Working data:

□ □ □ □ □ □ □

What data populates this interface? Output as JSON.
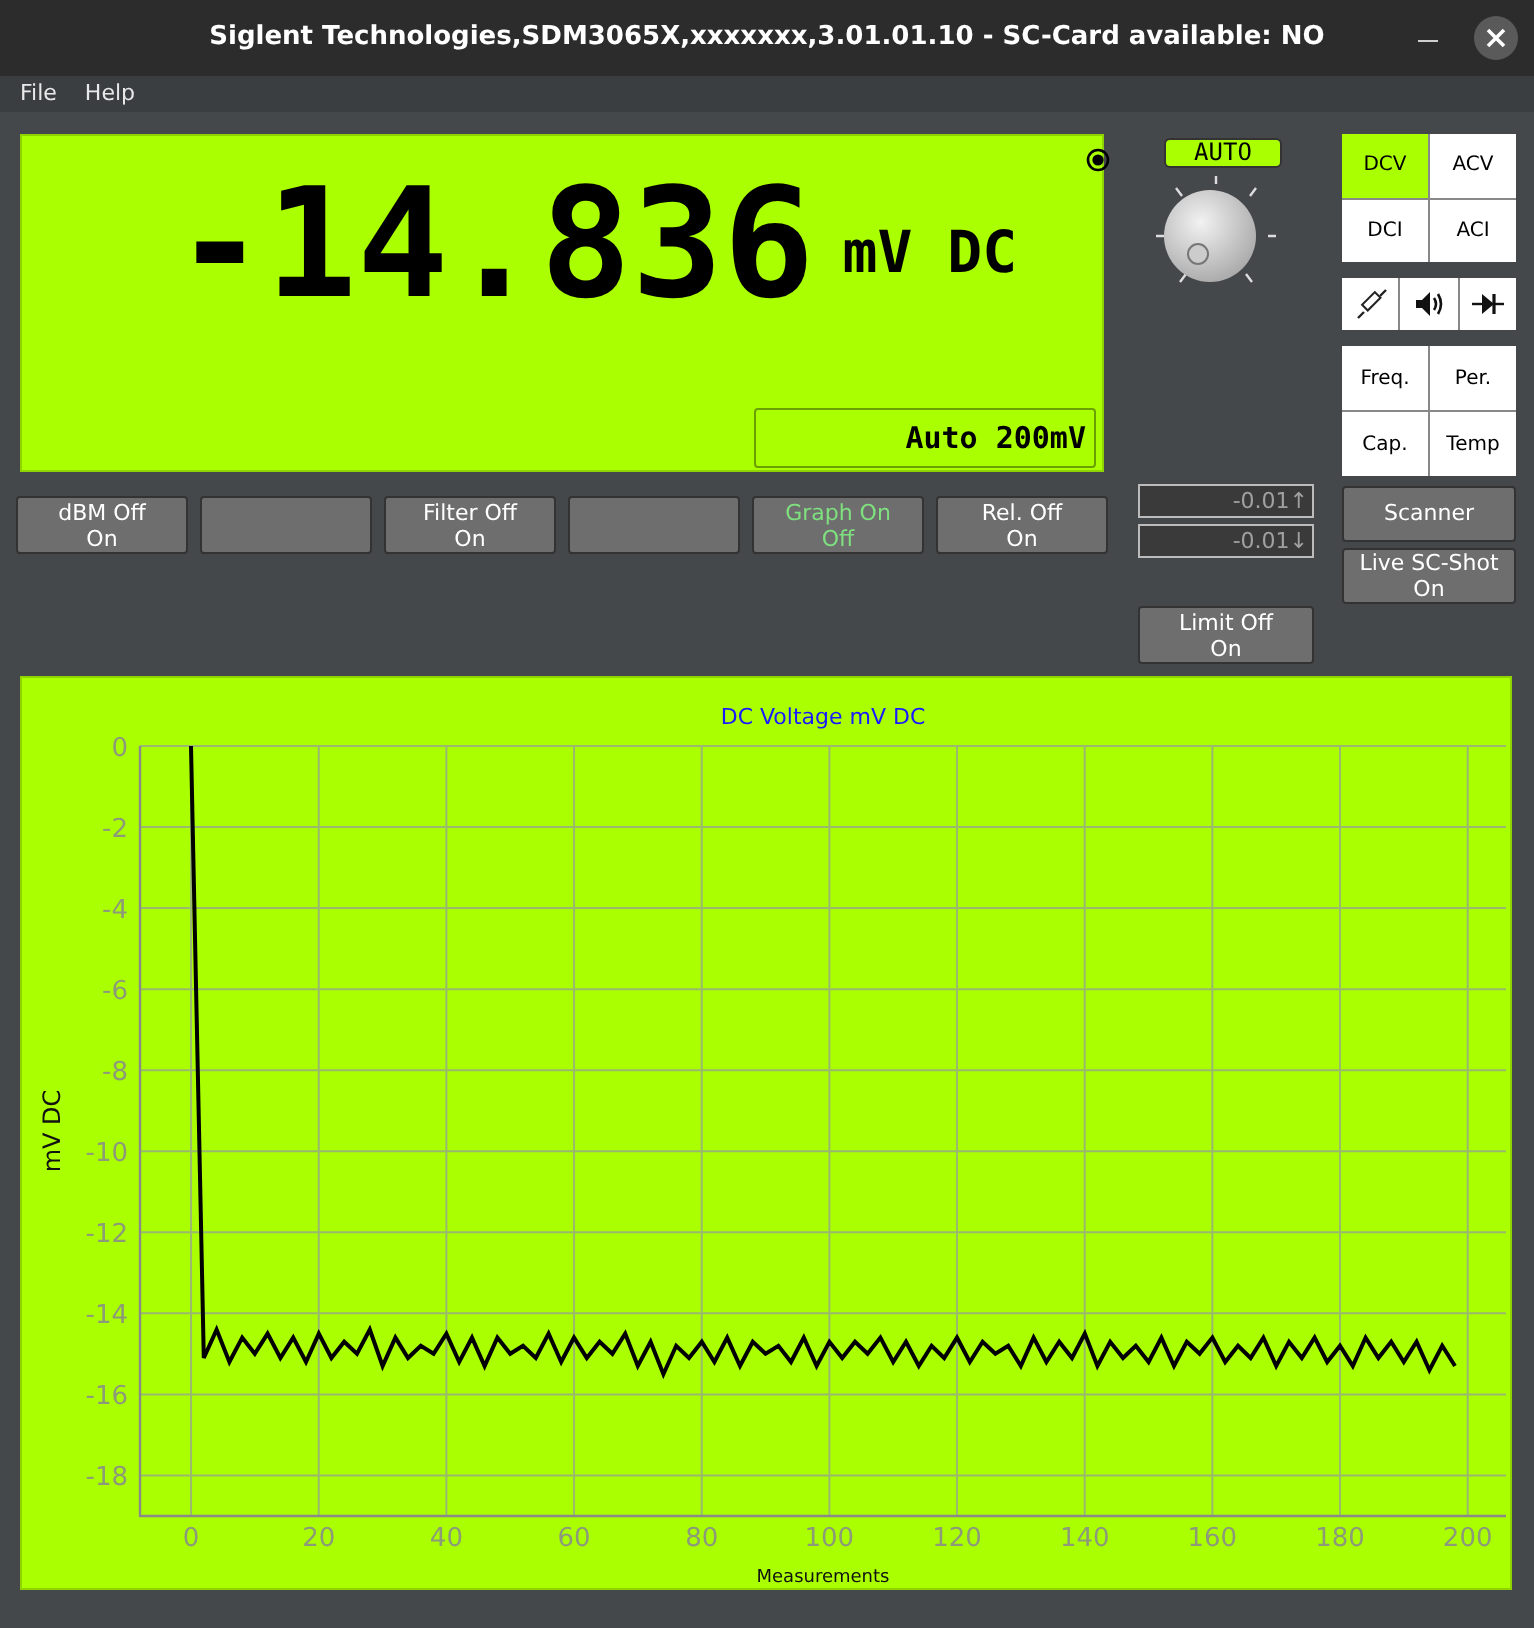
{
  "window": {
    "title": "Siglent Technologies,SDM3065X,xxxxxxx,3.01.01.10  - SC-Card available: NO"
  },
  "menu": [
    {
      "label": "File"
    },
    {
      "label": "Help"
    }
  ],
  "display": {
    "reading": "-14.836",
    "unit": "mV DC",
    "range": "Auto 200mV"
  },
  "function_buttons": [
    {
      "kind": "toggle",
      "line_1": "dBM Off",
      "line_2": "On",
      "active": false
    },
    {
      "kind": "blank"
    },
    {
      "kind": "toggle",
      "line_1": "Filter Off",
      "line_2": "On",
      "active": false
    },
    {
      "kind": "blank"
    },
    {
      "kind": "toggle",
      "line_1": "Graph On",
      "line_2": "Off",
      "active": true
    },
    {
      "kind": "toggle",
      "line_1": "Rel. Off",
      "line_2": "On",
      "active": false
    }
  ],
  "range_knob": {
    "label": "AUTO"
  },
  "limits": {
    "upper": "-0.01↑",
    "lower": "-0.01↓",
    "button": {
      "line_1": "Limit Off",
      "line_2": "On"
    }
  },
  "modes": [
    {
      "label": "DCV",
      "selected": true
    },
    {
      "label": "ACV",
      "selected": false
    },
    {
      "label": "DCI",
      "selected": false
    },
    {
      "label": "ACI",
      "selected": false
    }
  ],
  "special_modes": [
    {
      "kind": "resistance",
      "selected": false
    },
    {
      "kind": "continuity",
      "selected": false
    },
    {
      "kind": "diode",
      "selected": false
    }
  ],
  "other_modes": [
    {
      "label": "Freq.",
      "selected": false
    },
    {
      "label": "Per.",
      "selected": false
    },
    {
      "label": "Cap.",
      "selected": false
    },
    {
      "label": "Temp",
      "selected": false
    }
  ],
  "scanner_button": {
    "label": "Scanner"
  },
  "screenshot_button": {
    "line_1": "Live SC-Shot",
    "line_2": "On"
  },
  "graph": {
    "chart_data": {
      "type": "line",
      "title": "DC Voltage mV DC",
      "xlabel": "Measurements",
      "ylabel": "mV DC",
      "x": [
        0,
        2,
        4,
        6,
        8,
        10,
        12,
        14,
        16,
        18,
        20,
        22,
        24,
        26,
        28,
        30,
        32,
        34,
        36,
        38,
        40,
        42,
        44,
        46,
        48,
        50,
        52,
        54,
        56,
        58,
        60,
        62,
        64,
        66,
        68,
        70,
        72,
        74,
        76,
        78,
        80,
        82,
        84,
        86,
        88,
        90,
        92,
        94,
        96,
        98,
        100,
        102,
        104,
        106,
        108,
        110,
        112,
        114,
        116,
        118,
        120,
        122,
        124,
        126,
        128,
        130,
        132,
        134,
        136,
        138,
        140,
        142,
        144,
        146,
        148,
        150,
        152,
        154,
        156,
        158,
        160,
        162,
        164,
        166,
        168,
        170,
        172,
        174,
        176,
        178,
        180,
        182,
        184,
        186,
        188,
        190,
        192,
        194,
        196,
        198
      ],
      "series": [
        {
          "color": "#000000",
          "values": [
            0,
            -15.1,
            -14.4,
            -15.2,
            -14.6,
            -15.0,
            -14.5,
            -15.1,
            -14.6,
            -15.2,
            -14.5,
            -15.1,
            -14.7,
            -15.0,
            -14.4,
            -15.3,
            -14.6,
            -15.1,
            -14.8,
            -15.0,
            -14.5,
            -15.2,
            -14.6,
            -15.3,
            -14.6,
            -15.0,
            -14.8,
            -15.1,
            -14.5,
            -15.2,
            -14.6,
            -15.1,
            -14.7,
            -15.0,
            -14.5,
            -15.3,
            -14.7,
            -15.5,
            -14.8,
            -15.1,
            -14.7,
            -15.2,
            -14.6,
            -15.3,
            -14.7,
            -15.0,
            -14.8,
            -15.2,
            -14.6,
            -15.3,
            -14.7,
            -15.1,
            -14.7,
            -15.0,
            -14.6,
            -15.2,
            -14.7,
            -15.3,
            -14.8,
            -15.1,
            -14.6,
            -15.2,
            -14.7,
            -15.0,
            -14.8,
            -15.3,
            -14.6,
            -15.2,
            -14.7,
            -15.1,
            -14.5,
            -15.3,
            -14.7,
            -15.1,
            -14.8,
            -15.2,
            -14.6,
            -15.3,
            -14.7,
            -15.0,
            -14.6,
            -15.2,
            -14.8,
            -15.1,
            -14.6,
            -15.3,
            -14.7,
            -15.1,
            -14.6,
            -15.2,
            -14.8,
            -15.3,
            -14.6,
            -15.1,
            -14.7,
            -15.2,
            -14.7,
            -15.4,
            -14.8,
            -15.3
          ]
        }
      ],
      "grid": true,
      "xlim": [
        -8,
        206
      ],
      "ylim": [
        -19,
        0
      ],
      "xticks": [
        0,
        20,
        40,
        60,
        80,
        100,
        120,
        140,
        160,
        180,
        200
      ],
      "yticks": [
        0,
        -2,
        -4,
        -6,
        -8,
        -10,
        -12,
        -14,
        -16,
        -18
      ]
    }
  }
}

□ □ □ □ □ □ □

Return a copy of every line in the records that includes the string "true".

      "active": true
      "selected": true
      "grid": true,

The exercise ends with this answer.